GOAL OF THE EXERCISE
Where a picture appears, leave it out, and print the rest of the records as they are.

EXERCISE MATERIAL

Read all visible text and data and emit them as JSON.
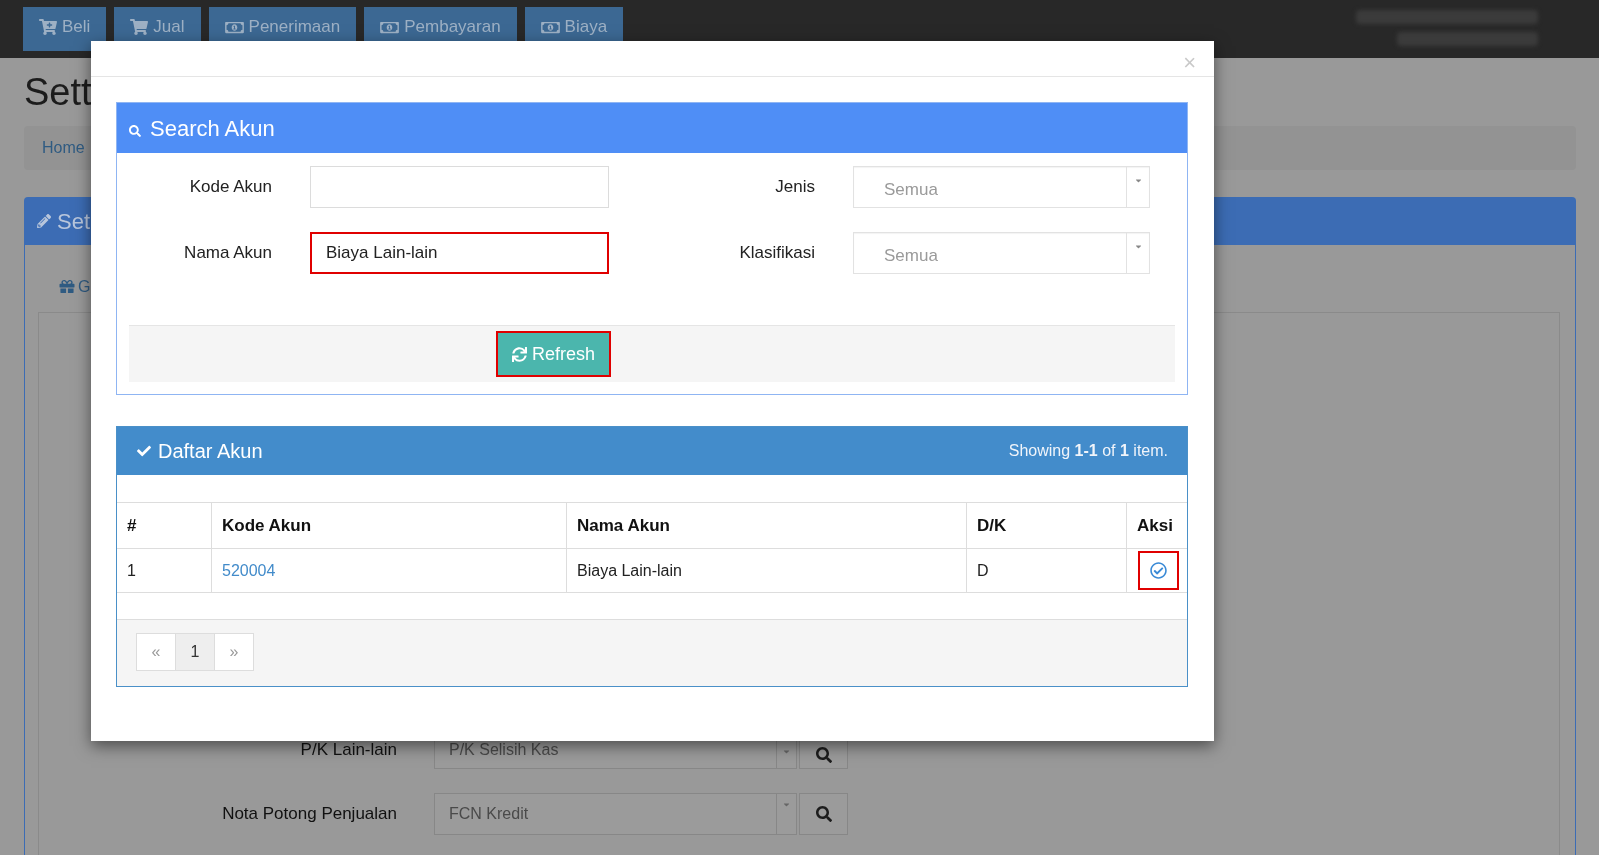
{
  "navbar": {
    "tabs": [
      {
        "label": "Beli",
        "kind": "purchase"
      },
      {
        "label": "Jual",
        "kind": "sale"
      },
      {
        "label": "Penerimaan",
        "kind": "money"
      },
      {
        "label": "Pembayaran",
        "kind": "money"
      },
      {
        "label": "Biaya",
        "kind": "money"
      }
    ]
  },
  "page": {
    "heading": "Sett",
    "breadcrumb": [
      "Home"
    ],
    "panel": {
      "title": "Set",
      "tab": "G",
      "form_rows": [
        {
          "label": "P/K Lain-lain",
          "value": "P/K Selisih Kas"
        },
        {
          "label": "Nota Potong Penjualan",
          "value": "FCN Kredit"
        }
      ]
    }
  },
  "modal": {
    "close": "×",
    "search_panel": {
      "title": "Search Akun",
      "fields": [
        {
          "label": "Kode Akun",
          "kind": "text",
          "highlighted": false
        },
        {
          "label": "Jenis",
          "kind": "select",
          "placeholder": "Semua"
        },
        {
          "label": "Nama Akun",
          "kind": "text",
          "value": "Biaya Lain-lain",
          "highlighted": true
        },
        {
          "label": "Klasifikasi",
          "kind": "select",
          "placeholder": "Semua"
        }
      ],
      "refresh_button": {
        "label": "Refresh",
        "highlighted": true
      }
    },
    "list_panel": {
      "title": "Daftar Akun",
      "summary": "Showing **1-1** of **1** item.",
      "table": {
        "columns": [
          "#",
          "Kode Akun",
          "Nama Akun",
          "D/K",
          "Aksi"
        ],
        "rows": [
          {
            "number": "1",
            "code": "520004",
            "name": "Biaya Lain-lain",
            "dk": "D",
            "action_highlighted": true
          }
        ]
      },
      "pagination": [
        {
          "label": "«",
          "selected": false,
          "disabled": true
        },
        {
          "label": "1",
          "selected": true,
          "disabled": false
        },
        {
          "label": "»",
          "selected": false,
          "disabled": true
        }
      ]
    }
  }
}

FINISHED EXERCISE
Read all visible text and data and emit them as JSON.
{
  "navbar": {
    "tabs": [
      {
        "label": "Beli",
        "kind": "purchase"
      },
      {
        "label": "Jual",
        "kind": "sale"
      },
      {
        "label": "Penerimaan",
        "kind": "money"
      },
      {
        "label": "Pembayaran",
        "kind": "money"
      },
      {
        "label": "Biaya",
        "kind": "money"
      }
    ]
  },
  "page": {
    "heading": "Sett",
    "breadcrumb": [
      "Home"
    ],
    "panel": {
      "title": "Set",
      "tab": "G",
      "form_rows": [
        {
          "label": "P/K Lain-lain",
          "value": "P/K Selisih Kas"
        },
        {
          "label": "Nota Potong Penjualan",
          "value": "FCN Kredit"
        }
      ]
    }
  },
  "modal": {
    "close": "×",
    "search_panel": {
      "title": "Search Akun",
      "fields": [
        {
          "label": "Kode Akun",
          "kind": "text",
          "highlighted": false
        },
        {
          "label": "Jenis",
          "kind": "select",
          "placeholder": "Semua"
        },
        {
          "label": "Nama Akun",
          "kind": "text",
          "value": "Biaya Lain-lain",
          "highlighted": true
        },
        {
          "label": "Klasifikasi",
          "kind": "select",
          "placeholder": "Semua"
        }
      ],
      "refresh_button": {
        "label": "Refresh",
        "highlighted": true
      }
    },
    "list_panel": {
      "title": "Daftar Akun",
      "summary": "Showing **1-1** of **1** item.",
      "table": {
        "columns": [
          "#",
          "Kode Akun",
          "Nama Akun",
          "D/K",
          "Aksi"
        ],
        "rows": [
          {
            "number": "1",
            "code": "520004",
            "name": "Biaya Lain-lain",
            "dk": "D",
            "action_highlighted": true
          }
        ]
      },
      "pagination": [
        {
          "label": "«",
          "selected": false,
          "disabled": true
        },
        {
          "label": "1",
          "selected": true,
          "disabled": false
        },
        {
          "label": "»",
          "selected": false,
          "disabled": true
        }
      ]
    }
  }
}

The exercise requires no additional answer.